*Task instructions*
Report back every line below that carries the word "JSON".

===== Recorded information =====

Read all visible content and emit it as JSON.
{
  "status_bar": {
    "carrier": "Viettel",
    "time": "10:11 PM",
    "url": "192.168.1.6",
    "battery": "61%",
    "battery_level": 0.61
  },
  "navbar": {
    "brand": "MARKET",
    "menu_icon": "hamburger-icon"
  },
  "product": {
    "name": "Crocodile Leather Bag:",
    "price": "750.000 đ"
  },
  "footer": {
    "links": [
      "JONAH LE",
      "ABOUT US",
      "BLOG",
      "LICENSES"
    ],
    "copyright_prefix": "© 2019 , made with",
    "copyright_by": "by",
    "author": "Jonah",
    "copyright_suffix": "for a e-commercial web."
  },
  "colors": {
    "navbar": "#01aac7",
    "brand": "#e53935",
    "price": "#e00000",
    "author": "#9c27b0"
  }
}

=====
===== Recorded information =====

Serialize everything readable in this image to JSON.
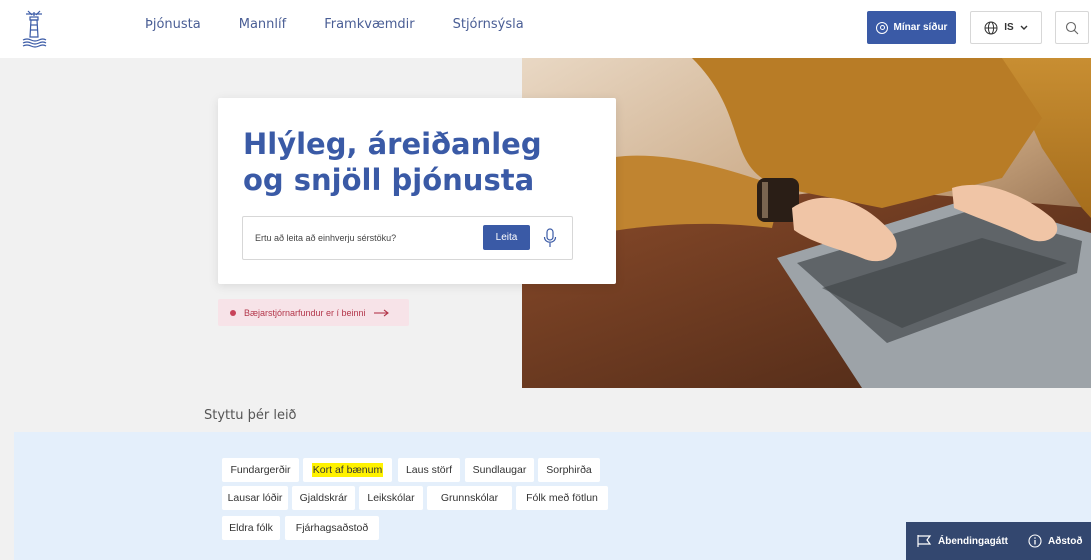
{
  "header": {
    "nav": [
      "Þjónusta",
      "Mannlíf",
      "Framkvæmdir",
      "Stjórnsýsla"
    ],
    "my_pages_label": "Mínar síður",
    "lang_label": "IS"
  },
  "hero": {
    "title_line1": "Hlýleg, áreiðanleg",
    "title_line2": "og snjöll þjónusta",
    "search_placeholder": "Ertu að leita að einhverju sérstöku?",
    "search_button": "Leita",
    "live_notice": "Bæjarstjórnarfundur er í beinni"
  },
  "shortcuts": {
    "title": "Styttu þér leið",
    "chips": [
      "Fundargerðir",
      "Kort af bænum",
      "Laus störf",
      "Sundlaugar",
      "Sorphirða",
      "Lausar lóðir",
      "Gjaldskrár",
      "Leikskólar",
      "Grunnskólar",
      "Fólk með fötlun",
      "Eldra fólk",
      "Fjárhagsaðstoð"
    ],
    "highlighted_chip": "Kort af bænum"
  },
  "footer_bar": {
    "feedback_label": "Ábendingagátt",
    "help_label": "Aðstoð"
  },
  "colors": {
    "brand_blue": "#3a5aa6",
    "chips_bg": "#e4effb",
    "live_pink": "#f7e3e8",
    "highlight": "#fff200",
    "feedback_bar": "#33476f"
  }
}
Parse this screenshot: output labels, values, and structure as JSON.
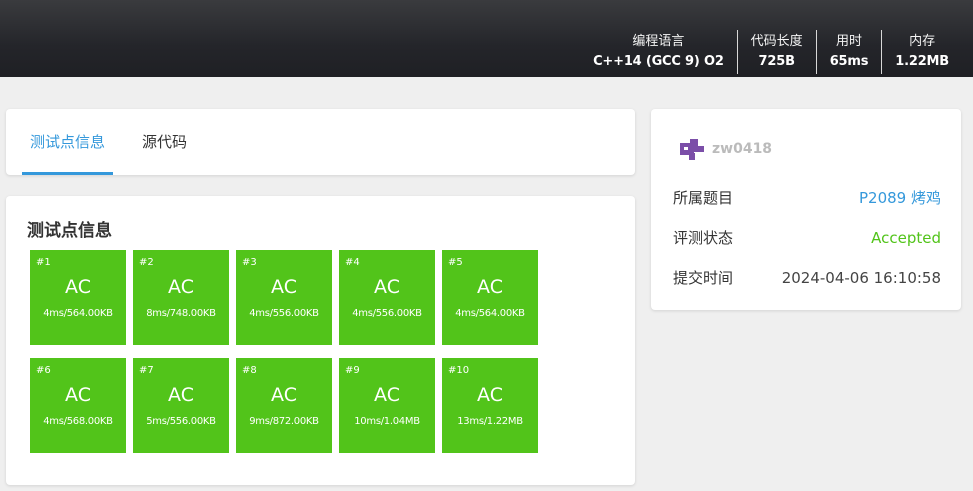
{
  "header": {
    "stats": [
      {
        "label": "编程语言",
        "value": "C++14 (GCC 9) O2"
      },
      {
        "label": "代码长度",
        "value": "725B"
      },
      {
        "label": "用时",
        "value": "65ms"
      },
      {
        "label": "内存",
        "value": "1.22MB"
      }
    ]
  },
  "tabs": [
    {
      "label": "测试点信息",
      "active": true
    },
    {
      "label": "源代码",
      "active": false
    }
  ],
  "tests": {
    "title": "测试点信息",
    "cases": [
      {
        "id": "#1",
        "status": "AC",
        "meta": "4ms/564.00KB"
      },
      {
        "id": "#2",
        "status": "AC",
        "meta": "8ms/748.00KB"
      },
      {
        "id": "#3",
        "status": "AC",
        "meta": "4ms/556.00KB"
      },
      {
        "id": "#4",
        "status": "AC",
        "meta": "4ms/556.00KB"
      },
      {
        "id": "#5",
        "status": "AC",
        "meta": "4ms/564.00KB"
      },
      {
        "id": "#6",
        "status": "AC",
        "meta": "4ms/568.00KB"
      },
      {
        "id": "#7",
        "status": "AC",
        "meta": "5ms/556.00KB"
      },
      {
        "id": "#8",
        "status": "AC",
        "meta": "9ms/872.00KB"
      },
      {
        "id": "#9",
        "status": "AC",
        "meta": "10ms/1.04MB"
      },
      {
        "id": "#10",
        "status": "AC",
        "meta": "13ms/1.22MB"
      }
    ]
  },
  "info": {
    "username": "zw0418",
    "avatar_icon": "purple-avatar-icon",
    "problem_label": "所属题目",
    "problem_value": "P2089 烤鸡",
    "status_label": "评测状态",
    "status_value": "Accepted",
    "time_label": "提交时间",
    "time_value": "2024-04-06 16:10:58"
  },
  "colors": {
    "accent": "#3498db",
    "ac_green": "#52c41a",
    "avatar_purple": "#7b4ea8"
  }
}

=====
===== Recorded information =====

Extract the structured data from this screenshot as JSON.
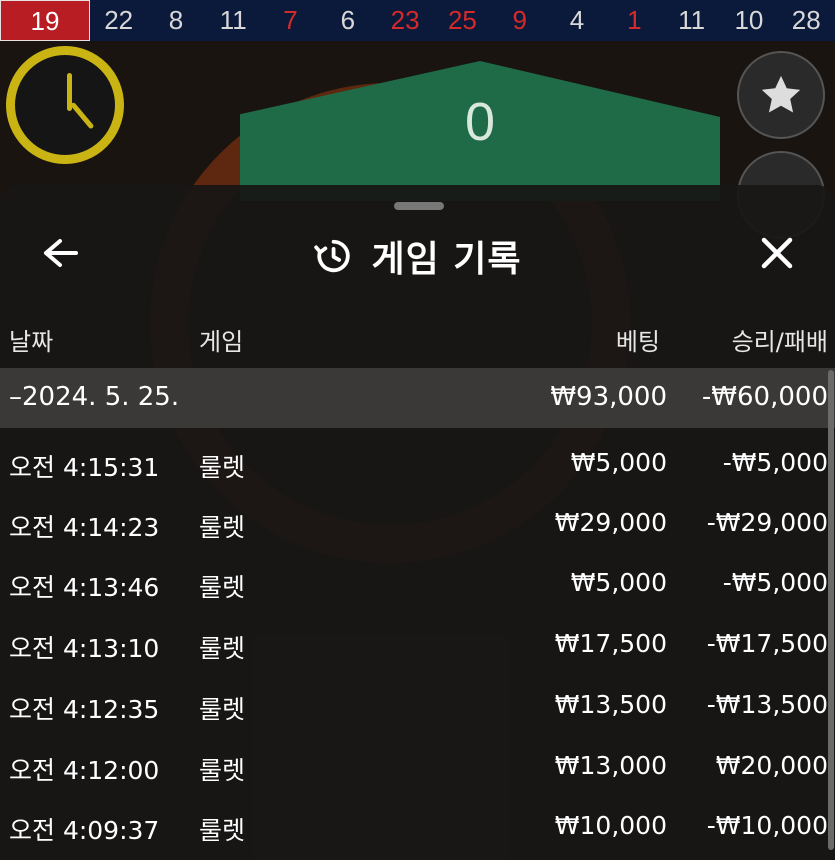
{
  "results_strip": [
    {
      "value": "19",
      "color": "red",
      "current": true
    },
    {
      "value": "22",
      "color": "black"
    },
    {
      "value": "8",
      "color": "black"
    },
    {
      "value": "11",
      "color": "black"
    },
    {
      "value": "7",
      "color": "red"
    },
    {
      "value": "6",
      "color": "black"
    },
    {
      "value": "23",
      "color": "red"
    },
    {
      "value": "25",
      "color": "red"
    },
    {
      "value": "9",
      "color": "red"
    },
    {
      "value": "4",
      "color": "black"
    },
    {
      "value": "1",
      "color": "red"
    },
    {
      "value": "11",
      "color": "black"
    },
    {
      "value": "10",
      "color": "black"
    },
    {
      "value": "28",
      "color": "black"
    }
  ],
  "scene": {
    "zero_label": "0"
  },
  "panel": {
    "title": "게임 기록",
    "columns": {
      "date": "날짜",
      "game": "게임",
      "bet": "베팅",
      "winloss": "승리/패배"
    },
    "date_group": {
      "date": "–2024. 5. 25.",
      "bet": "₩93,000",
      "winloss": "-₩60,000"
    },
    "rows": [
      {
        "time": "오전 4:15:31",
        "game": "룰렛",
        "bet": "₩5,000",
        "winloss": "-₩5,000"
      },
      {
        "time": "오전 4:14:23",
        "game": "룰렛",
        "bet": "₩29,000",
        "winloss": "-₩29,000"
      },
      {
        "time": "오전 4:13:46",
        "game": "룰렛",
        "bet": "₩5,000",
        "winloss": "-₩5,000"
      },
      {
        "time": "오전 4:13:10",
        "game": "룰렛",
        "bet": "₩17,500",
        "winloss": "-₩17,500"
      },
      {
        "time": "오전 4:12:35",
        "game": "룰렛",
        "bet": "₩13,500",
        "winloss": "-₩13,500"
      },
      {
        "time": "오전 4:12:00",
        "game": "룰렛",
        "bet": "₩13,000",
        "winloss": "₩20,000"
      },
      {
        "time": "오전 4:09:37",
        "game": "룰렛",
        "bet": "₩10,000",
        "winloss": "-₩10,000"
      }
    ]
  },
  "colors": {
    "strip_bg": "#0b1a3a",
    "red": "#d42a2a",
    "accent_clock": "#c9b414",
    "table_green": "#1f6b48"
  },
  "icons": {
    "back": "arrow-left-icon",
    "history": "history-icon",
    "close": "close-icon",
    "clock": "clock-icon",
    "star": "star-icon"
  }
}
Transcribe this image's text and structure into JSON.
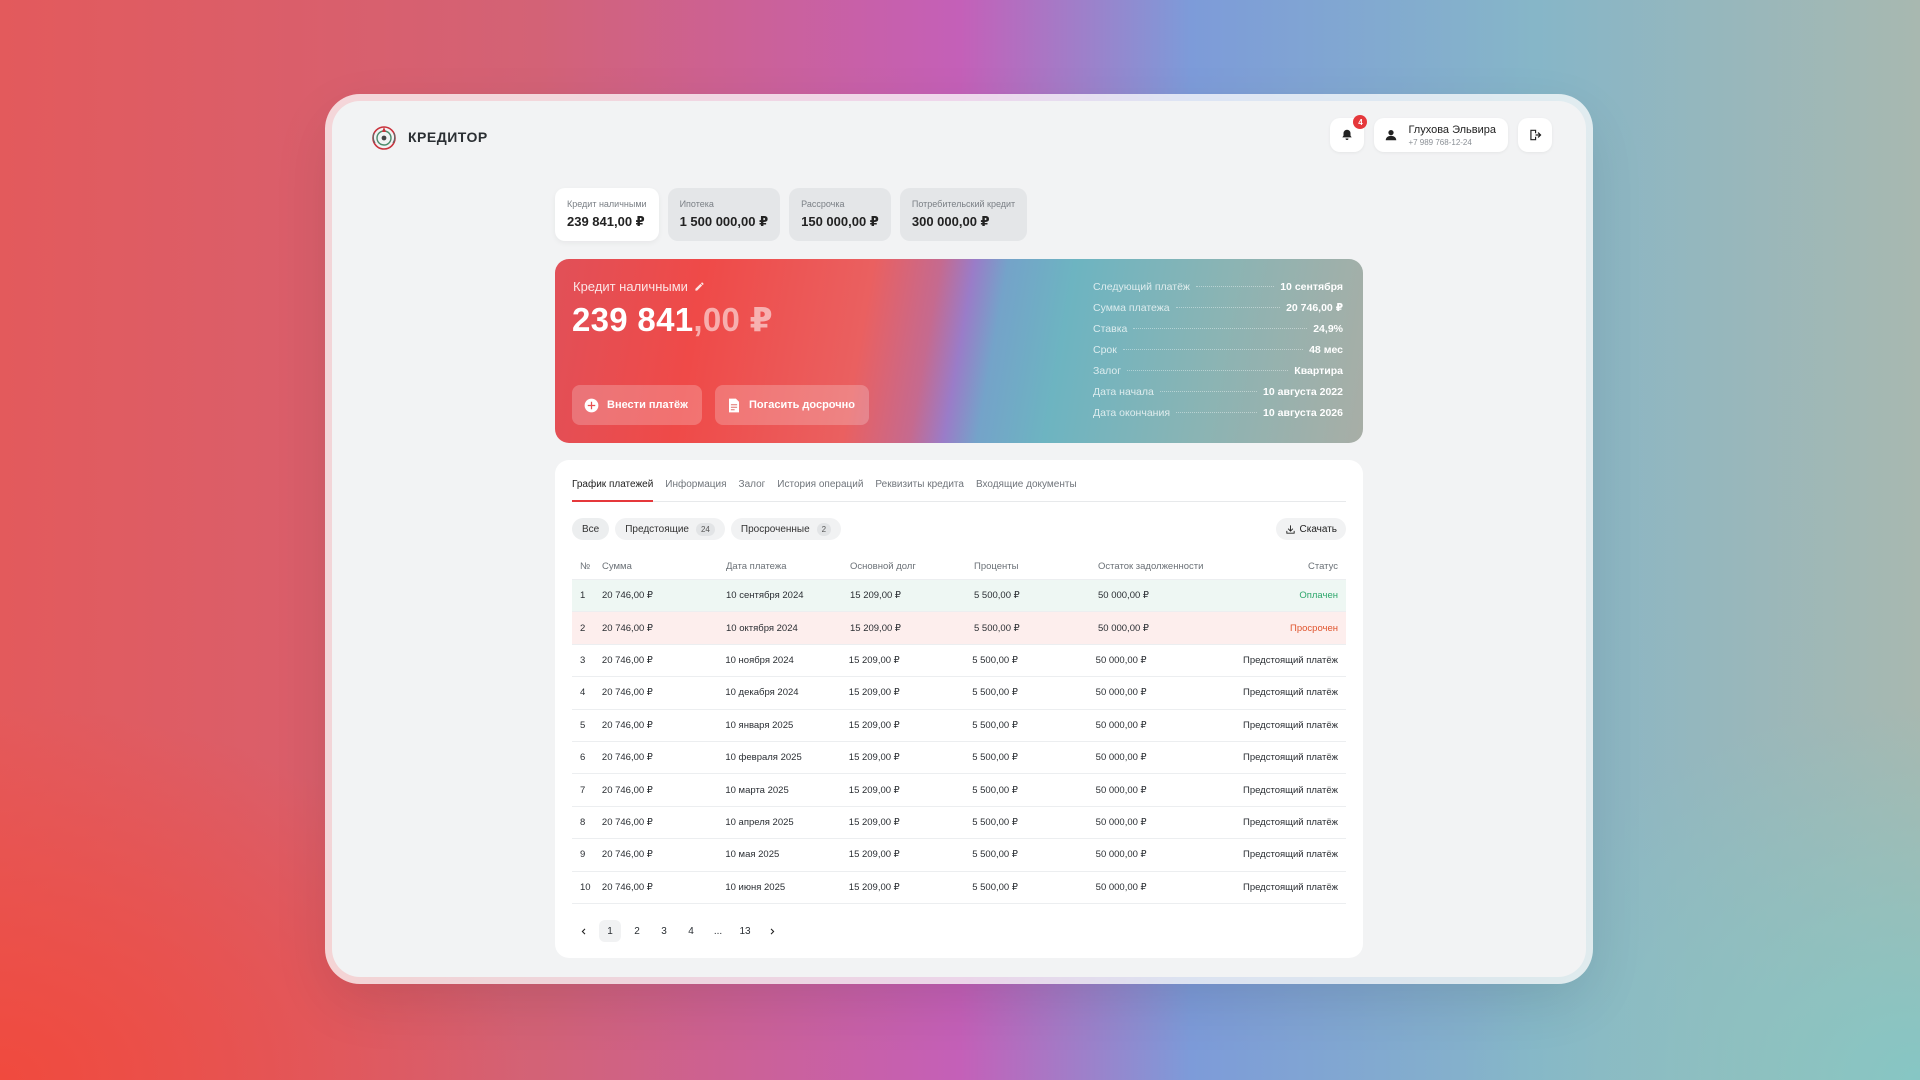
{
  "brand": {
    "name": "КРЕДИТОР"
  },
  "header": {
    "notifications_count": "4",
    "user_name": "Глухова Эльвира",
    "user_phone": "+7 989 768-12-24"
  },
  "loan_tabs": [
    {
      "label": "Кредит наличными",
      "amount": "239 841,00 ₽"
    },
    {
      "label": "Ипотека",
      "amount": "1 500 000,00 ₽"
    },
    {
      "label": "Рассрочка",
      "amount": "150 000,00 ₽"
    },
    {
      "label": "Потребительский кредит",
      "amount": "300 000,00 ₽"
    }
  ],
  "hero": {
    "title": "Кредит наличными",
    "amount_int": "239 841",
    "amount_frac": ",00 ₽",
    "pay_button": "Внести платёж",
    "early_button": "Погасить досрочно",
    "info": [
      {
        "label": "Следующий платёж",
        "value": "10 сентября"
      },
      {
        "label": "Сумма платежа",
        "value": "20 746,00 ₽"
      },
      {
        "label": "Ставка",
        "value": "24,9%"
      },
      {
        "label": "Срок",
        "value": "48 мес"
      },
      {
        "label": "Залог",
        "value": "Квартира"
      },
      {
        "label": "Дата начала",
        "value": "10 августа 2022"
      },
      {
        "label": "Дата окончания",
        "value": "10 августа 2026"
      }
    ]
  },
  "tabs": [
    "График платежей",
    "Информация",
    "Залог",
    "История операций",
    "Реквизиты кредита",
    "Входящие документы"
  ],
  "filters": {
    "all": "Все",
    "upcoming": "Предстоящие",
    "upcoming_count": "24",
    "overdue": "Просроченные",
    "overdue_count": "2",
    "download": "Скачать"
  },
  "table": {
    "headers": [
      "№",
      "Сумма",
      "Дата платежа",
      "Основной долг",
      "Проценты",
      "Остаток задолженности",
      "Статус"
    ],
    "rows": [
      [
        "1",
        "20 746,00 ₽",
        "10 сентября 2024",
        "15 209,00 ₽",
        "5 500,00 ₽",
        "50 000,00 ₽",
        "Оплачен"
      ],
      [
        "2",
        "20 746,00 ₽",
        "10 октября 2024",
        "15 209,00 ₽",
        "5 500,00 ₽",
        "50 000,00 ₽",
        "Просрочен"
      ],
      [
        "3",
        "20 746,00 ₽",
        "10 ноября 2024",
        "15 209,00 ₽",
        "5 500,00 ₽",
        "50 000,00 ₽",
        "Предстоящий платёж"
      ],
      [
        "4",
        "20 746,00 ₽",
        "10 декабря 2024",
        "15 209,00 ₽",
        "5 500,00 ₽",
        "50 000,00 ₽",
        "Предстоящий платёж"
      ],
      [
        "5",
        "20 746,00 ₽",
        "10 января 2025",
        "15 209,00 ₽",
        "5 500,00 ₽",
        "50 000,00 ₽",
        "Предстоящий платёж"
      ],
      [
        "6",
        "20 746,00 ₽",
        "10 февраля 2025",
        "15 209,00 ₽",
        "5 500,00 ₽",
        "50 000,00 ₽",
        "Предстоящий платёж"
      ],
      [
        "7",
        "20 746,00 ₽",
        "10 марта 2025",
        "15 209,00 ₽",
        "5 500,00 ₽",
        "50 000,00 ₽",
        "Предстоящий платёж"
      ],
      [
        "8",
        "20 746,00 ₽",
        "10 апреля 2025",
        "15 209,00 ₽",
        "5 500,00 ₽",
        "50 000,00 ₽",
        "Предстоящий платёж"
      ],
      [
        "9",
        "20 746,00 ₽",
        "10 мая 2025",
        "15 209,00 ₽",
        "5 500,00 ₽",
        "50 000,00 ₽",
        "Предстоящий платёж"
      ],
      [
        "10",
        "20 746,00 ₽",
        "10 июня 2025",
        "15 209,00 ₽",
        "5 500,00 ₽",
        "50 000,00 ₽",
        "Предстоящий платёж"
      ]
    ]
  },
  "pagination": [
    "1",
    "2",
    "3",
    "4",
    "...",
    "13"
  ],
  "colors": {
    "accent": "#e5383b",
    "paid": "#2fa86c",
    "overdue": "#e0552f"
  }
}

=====

*Reply*
Read all visible content and emit it as JSON.
Serialize everything readable in this image to JSON.
Parse this screenshot: output labels, values, and structure as JSON.
Extract the structured data from this screenshot as JSON.
Transcribe this image's text and structure into JSON.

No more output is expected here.